#### [PROBLEM REQUIREMENTS]
Only lines holding the word "JSON" are wanted from the records; copy all of them.

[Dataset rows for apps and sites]
Segment Open

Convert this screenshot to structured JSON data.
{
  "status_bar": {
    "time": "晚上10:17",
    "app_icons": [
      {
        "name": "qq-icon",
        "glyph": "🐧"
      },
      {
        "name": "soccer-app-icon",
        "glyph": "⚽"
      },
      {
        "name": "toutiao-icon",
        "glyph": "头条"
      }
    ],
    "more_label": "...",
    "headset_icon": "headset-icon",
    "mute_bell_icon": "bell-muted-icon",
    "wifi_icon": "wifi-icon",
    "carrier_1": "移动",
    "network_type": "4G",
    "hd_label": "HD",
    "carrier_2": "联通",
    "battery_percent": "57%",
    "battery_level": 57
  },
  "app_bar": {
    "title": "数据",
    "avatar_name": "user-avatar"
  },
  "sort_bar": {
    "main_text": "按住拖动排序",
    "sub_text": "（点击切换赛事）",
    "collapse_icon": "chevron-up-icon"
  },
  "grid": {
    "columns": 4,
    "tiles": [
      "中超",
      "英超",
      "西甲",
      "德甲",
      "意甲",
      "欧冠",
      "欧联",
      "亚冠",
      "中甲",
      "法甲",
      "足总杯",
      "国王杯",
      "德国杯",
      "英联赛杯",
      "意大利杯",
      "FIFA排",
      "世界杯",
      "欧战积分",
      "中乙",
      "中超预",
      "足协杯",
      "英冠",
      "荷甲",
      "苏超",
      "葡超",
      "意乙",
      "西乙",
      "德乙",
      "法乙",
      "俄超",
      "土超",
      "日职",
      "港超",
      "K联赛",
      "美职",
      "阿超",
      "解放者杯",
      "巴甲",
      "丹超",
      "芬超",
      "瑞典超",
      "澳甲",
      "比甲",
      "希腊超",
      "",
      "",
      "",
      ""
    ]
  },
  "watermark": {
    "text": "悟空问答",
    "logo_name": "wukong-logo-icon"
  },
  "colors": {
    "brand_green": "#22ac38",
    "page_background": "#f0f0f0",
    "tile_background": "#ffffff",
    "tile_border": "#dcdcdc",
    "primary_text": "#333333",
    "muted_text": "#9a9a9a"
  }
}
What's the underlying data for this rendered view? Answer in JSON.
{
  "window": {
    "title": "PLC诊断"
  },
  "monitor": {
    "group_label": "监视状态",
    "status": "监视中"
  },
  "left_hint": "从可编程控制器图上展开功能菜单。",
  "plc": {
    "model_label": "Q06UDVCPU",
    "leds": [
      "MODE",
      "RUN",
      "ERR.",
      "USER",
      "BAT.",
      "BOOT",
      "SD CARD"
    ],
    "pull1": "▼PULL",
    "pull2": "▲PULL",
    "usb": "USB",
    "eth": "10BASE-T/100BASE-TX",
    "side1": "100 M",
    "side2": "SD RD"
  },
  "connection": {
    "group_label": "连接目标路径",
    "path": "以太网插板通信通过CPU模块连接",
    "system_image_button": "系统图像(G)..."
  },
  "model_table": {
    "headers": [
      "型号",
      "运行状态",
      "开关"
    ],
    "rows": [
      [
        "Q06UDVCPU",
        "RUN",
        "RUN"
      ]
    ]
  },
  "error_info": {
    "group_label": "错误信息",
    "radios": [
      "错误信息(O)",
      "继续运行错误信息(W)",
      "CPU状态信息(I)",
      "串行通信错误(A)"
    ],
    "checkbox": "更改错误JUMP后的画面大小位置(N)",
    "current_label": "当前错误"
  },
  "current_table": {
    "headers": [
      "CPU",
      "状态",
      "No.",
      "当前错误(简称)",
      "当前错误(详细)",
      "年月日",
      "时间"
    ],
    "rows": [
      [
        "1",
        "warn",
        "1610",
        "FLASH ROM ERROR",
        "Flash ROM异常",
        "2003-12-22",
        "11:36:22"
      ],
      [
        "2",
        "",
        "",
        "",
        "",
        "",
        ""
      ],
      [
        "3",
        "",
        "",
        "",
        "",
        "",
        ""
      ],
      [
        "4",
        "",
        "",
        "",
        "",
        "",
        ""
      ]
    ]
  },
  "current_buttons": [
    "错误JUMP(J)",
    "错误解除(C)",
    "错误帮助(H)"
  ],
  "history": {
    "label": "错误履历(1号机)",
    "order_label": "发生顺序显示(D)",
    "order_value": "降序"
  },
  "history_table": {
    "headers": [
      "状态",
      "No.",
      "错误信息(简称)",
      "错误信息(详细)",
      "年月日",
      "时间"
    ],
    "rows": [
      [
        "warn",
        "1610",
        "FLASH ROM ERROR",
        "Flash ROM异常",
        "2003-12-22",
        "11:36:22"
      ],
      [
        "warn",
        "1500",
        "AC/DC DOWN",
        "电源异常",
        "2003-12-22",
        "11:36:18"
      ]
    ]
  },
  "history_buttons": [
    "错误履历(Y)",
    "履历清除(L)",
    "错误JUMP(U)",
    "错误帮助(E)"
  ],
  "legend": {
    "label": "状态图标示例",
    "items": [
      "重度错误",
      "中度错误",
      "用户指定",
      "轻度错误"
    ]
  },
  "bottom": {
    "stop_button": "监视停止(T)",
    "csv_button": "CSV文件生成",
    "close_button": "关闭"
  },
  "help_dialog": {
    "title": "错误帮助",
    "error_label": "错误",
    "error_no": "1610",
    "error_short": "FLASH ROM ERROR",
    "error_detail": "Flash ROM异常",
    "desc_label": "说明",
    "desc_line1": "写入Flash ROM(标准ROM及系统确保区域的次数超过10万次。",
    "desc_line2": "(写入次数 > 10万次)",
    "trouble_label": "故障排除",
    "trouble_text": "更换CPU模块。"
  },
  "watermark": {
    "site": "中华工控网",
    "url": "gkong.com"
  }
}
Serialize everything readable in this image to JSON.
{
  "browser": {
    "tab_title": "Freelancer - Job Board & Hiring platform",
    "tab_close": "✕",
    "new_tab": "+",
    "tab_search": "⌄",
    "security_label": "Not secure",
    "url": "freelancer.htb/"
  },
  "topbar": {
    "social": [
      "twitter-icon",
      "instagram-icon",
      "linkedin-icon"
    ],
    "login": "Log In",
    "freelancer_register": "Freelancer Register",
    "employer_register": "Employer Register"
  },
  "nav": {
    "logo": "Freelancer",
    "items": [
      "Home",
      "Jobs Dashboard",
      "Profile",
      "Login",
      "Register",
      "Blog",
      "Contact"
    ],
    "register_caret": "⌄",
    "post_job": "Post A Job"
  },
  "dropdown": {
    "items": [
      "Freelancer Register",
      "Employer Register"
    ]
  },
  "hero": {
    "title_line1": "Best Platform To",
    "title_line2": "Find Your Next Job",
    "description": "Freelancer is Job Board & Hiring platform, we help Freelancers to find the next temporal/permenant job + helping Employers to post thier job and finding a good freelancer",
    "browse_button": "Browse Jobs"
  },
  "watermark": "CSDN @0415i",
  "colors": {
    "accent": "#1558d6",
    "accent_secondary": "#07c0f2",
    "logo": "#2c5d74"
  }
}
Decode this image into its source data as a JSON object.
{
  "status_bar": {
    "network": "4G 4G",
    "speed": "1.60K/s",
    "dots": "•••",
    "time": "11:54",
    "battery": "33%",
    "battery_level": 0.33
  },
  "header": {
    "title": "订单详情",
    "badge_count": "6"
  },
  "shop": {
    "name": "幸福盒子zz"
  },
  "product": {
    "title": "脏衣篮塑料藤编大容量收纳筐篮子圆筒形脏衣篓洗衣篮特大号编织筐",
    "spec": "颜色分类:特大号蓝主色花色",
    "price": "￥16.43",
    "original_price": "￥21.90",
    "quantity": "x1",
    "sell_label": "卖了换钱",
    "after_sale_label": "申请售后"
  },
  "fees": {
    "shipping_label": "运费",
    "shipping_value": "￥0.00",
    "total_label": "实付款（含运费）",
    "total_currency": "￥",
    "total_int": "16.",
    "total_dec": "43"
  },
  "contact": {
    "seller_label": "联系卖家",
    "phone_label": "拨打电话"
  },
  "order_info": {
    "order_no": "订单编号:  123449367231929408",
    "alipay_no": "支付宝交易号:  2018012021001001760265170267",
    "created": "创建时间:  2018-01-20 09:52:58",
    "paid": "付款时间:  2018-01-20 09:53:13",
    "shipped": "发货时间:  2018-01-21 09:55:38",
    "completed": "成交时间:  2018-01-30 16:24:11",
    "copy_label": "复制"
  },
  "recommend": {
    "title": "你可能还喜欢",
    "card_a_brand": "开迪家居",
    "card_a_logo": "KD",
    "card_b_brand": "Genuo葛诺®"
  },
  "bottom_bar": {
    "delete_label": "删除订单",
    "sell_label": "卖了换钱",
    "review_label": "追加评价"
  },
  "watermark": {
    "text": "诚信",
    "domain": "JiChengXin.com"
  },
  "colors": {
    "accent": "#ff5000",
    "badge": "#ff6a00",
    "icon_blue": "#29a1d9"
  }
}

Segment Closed

#### [TASK ANSWER]
Convert this screenshot to structured JSON data.
What's the underlying data for this rendered view? Answer in JSON.
Serialize everything readable in this image to JSON.
Decode this image into its source data as a JSON object.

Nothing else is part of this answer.